  • Identity vs. Experience vs. Characteristics: There are important differences between a person’s identity (that is, how they describe themselves), the experiences that they have, and the characteristics they might have (like brown hair, green eyes, or a soft voice). The ‘LGBTI’ acronym brings together a combination of these aspects. How can we work with, across, and beyond identity labels in ways that make people and communities feel heard and understood? How can we make sure that information we collect distinguishes between these dimensions? How can we respond effectively to the challenge of meeting people’s needs, when these dimensions are often treated as identical in legislation and policy?
  • Intersections: Communities can overlap and do not exist in isolation. Which overlaps do we need to consider when addressing a particular issue? Which communities do we need to put in contact with each other for a meaningful purpose?
  • Context: To whom are we speaking? What is their understanding of ‘LGBTI’? How can we communicate the richness of the full diversity of bodies, genders, relationships, and identities in such a way that many different audiences can hear it? What is the medium through which the message is being communicated (i.e. print, web, speech)? Are we speaking to a group of which we are a part?

Gender & Misgendering

Recognising the ways in which assumptions about gender can impact on a person’s health and wellbeing, we invite conference delegates to reflect on this important concept and to practice celebrating people’s own understandings of their gender. All delegates can benefit from knowing that their personal descriptions and expressions of themselves will be supported and respected.

Misgendering is a term for describing or addressing someone using language that does not match how that person identifies their own gender or body. We ask conference delegates to use language that reflects how people describe their own genders and bodies. Please see the Inclusive Practice Guide (July 2015 Edition) which will be included in your conference satchel for more information.

Tips to avoid misgendering

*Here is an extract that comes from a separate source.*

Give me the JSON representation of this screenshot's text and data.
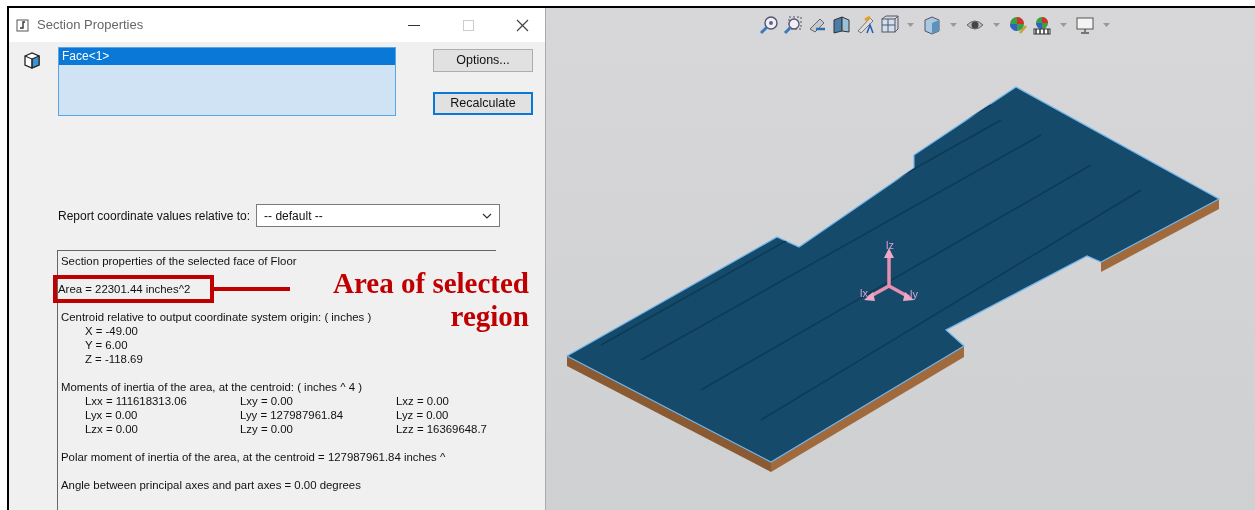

  • Remember to check before using words that assume people’s genders, such as describing someone as a mother or father, as a girlfriend or boyfriend, or a same-gender couple.
  • Be careful describing or assuming people’s physical characteristics or activities. For example, some men who were assigned ‘female’ may identify as biologically male.
  • Recognise that some people have shifting or fluid genders, more than one fixed gender or identify as not having any gender.
  • Remember that intersex characteristics are congenital, physical and separate to a person’s gender identity. This means that people with intersex characteristics have the same diversity of gender identities as any other people.
  • People born with intersex characteristics/traits face a particular form of misgendering based on assumptions that bodily features dictate gender. Most intersex people in Australia identity as either women or men, not as a third gender. Intersex people, like anyone else, can have any gender or none.
  • We invite you to reflect on the distinct experiences of intersex people, and how they often can differ from those of people of trans experience.

Pronoun Cueing

Pronoun cueing is the use of words and actions to send a ‘cue’ about someone’s gender. When pronoun cueing is informed by a person’s own understanding of their bodies and genders, it can help to establish safe, inclusive, and welcoming environments for people who might otherwise be misgendered.

Four tips for accurate pronoun cueing:

  1. Confirm a person’s preferred pronoun directly with that person rather than assuming.
  2. This means not assuming the genders of people who appear to present unambiguously as women or men, as they may not actually identify in the way they appear to you.
  3. Please try to use a person’s preferred pronoun and language about their gender and body, as your language will cue other people regarding how to describe that person.
  4. Check privately whenever possible to reduce embarrassment or discomfort.